Libel damages for EastEnders star
Actor Steve McFadden - best known for playing the character Phil Mitchell in the BBC soap opera EastEnders - has accepted undisclosed libel damages in the High Court after a tabloid newspaper suggested that he may have been guilty of harassing a former girlfriend.
Lawyers told a judge that McFadden sued after the News of the World reported his arrest in relation to "alleged harassment to cause violence" in a November 2010 article headed: "Nicked! Exclusive: Cops Arrest Enders Star."
They said McFadden was not charged with any offence and told Mr Justice Tugendhat that News of the World publisher News Group Newspapers had apologised and agreed to pay the actor damages and legal costs. Lawyers said McFadden was "prepared to let the matter rest" but did not give details of the size of the damages payout.
McFadden, 52, was at the hearing in London and afterwards told reporters: "I'm glad it's all over."
David Price QC, for McFadden, told Mr Justice Tugendhat that the article in the News of the World - which closed in July 2011 - referred to an "incident alleged to have taken place" at McFadden's home in May 2010.
The article - which was trailed on the front page and "occupied the whole of page 7" - reported McFadden's arrest "in relation to alleged harassment to cause violence towards his former girlfriend", said Mr Price.
He said the article also reported allegations that "unidentified 'police friends' of Mr McFadden" may have sought to "impede an earlier investigation".
Mr Price said police closed the investigation after being provided with CCTV footage of the "alleged incident" and announced that no charges would be brought. "This was reported in a short article in the News of the World on page 16 on 26 December 2010," Mr Price told the judge.
"Mr McFadden has consistently denied that there was any basis to accuse him of harassment or violent conduct or of impeding any police investigation and was confident that his innocence would be established by the CCTV footage.

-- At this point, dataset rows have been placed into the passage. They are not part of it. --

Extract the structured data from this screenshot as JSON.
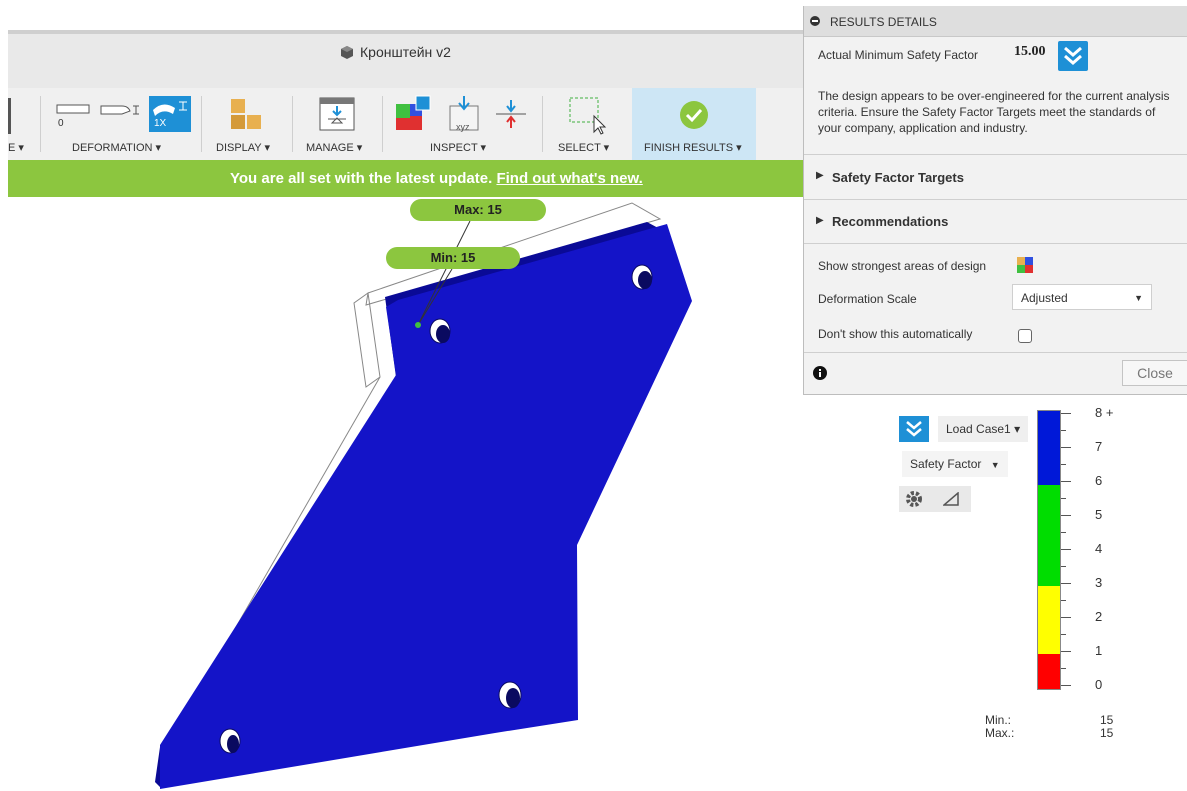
{
  "window": {
    "title": "Кронштейн v2"
  },
  "toolbar": {
    "partial_group_label": "E",
    "deformation": {
      "label": "DEFORMATION",
      "zero_label": "0",
      "onex_label": "1X"
    },
    "display": {
      "label": "DISPLAY"
    },
    "manage": {
      "label": "MANAGE"
    },
    "inspect": {
      "label": "INSPECT",
      "xyz_label": "xyz"
    },
    "select": {
      "label": "SELECT"
    },
    "finish": {
      "label": "FINISH RESULTS"
    },
    "caret": "▾"
  },
  "banner": {
    "text": "You are all set with the latest update. ",
    "link": "Find out what's new."
  },
  "callouts": {
    "max": "Max: 15",
    "min": "Min: 15"
  },
  "panel": {
    "header": "RESULTS DETAILS",
    "min_sf_label": "Actual Minimum Safety Factor",
    "min_sf_value": "15.00",
    "description": "The design appears to be over-engineered for the current analysis criteria. Ensure the Safety Factor Targets meet the standards of your company, application and industry.",
    "targets_label": "Safety Factor Targets",
    "recommendations_label": "Recommendations",
    "strongest_label": "Show strongest areas of design",
    "deformation_label": "Deformation Scale",
    "deformation_value": "Adjusted",
    "dont_show_label": "Don't show this automatically",
    "dont_show_checked": false,
    "info_icon": "info-icon",
    "close_label": "Close"
  },
  "legend": {
    "load_case": "Load Case1",
    "result_type": "Safety Factor",
    "scale_labels": [
      "8 +",
      "7",
      "6",
      "5",
      "4",
      "3",
      "2",
      "1",
      "0"
    ],
    "colors": {
      "red": "#ff0000",
      "yellow": "#ffff00",
      "green": "#00dd00",
      "blue": "#0018d8"
    },
    "min_label": "Min.:",
    "max_label": "Max.:",
    "min_value": "15",
    "max_value": "15"
  },
  "model": {
    "part_color": "#1414c8",
    "edge_color": "#0a0a96"
  }
}
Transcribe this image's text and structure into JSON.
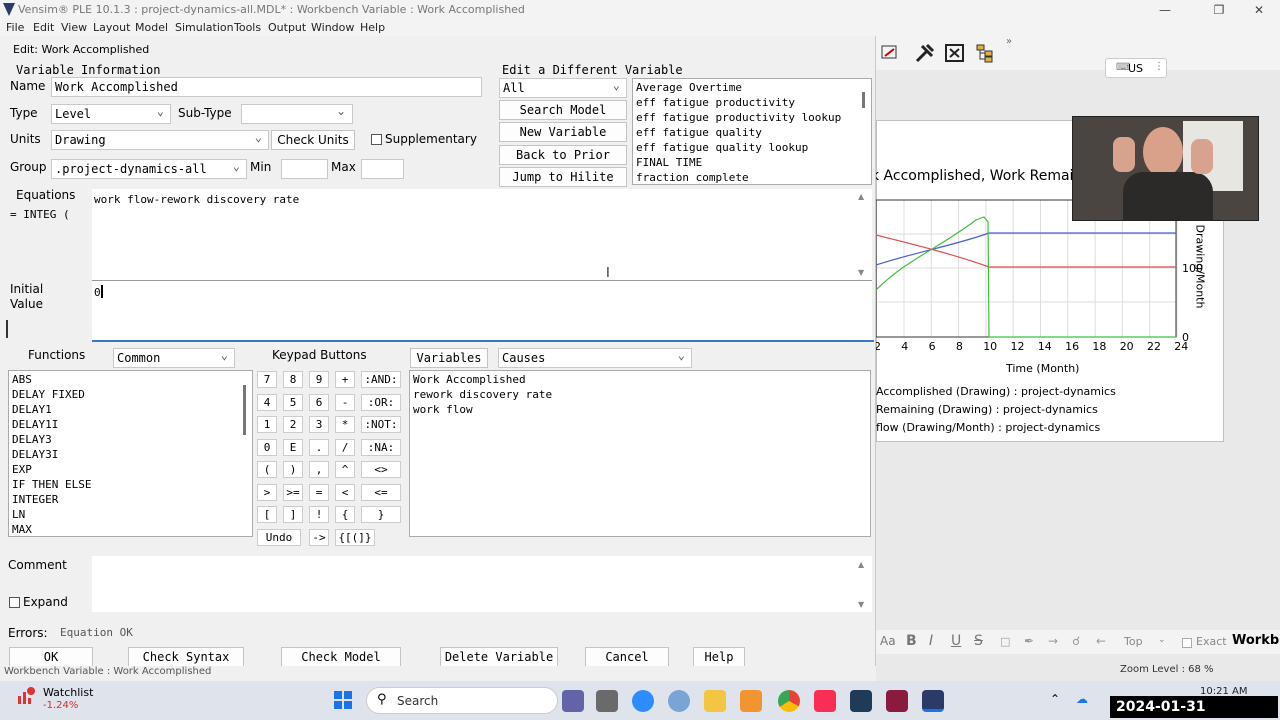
{
  "window": {
    "title": "Vensim® PLE 10.1.3 : project-dynamics-all.MDL* : Workbench Variable : Work Accomplished",
    "menu": [
      "File",
      "Edit",
      "View",
      "Layout",
      "Model",
      "Simulation",
      "Tools",
      "Output",
      "Window",
      "Help"
    ],
    "status": "Workbench Variable : Work Accomplished"
  },
  "dialog": {
    "title": "Edit: Work Accomplished",
    "var_info_heading": "Variable Information",
    "name_label": "Name",
    "name_value": "Work Accomplished",
    "type_label": "Type",
    "type_value": "Level",
    "subtype_label": "Sub-Type",
    "subtype_value": "",
    "units_label": "Units",
    "units_value": "Drawing",
    "check_units": "Check Units",
    "supplementary": "Supplementary",
    "group_label": "Group",
    "group_value": ".project-dynamics-all",
    "min_label": "Min",
    "max_label": "Max",
    "edit_diff_heading": "Edit a Different Variable",
    "filter_value": "All",
    "search_model": "Search Model",
    "new_variable": "New Variable",
    "back_prior": "Back to Prior Edit",
    "jump_hilite": "Jump to Hilite",
    "var_list": [
      "Average Overtime",
      "eff fatigue productivity",
      "eff fatigue productivity lookup",
      "eff fatigue quality",
      "eff fatigue quality lookup",
      "FINAL TIME",
      "fraction complete"
    ],
    "equations_label": "Equations",
    "integ_label": "= INTEG (",
    "equation_text": "work flow-rework discovery rate",
    "initial_label_1": "Initial",
    "initial_label_2": "Value",
    "initial_value": "0",
    "functions_label": "Functions",
    "functions_filter": "Common",
    "functions": [
      "ABS",
      "DELAY FIXED",
      "DELAY1",
      "DELAY1I",
      "DELAY3",
      "DELAY3I",
      "EXP",
      "IF THEN ELSE",
      "INTEGER",
      "LN",
      "MAX"
    ],
    "keypad_label": "Keypad Buttons",
    "keypad": [
      [
        "7",
        "8",
        "9",
        "+",
        ":AND:"
      ],
      [
        "4",
        "5",
        "6",
        "-",
        ":OR:"
      ],
      [
        "1",
        "2",
        "3",
        "*",
        ":NOT:"
      ],
      [
        "0",
        "E",
        ".",
        "/",
        ":NA:"
      ],
      [
        "(",
        ")",
        ",",
        "^",
        "<>"
      ],
      [
        ">",
        ">=",
        "=",
        "<",
        "<="
      ],
      [
        "[",
        "]",
        "!",
        "{",
        "}"
      ],
      [
        "Undo",
        "->",
        "{[(]}"
      ]
    ],
    "variables_btn": "Variables",
    "causes_value": "Causes",
    "causes": [
      "Work Accomplished",
      "rework discovery rate",
      "work flow"
    ],
    "comment_label": "Comment",
    "expand_label": "Expand",
    "errors_label": "Errors:",
    "errors_value": "Equation OK",
    "buttons": {
      "ok": "OK",
      "check_syntax": "Check Syntax",
      "check_model": "Check Model",
      "delete_variable": "Delete Variable",
      "cancel": "Cancel",
      "help": "Help"
    }
  },
  "background_app": {
    "graph_title": "k Accomplished, Work Remaining",
    "x_ticks": [
      "2",
      "4",
      "6",
      "8",
      "10",
      "12",
      "14",
      "16",
      "18",
      "20",
      "22",
      "24"
    ],
    "x_label": "Time (Month)",
    "y_right_label": "Drawing/Month",
    "y_right_ticks": [
      "100",
      "0"
    ],
    "legend": [
      "Accomplished (Drawing) : project-dynamics",
      "Remaining (Drawing) : project-dynamics",
      "flow (Drawing/Month) : project-dynamics"
    ],
    "locale": "US",
    "format_items": [
      "Aa",
      "B",
      "I",
      "U",
      "S",
      "Top",
      "Exact",
      "Workb"
    ],
    "zoom": "Zoom Level : 68 %"
  },
  "taskbar": {
    "watchlist": "Watchlist",
    "watchlist_change": "-1.24%",
    "search": "Search",
    "time": "10:21 AM",
    "date_overlay": "2024-01-31  10:21:22"
  },
  "colors": {
    "accent": "#3a78c6",
    "series_blue": "#4a5fcf",
    "series_red": "#e05050",
    "series_green": "#3fbf3f"
  }
}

He was concerned that the 7 November article may have been understood to suggest that there were reasonable grounds to suspect that he was guilty."
Brid Jordan, for News Group Newspapers, told the judge: "The article was simply intended to report the fact of the arrest as a result of the allegations made without commenting on the strength of the case. The defendant apologises to Mr McFadden if the article was understood to suggest that there were reasonable grounds to suspect that he was guilty. It accepts without question the outcome of the police investigation."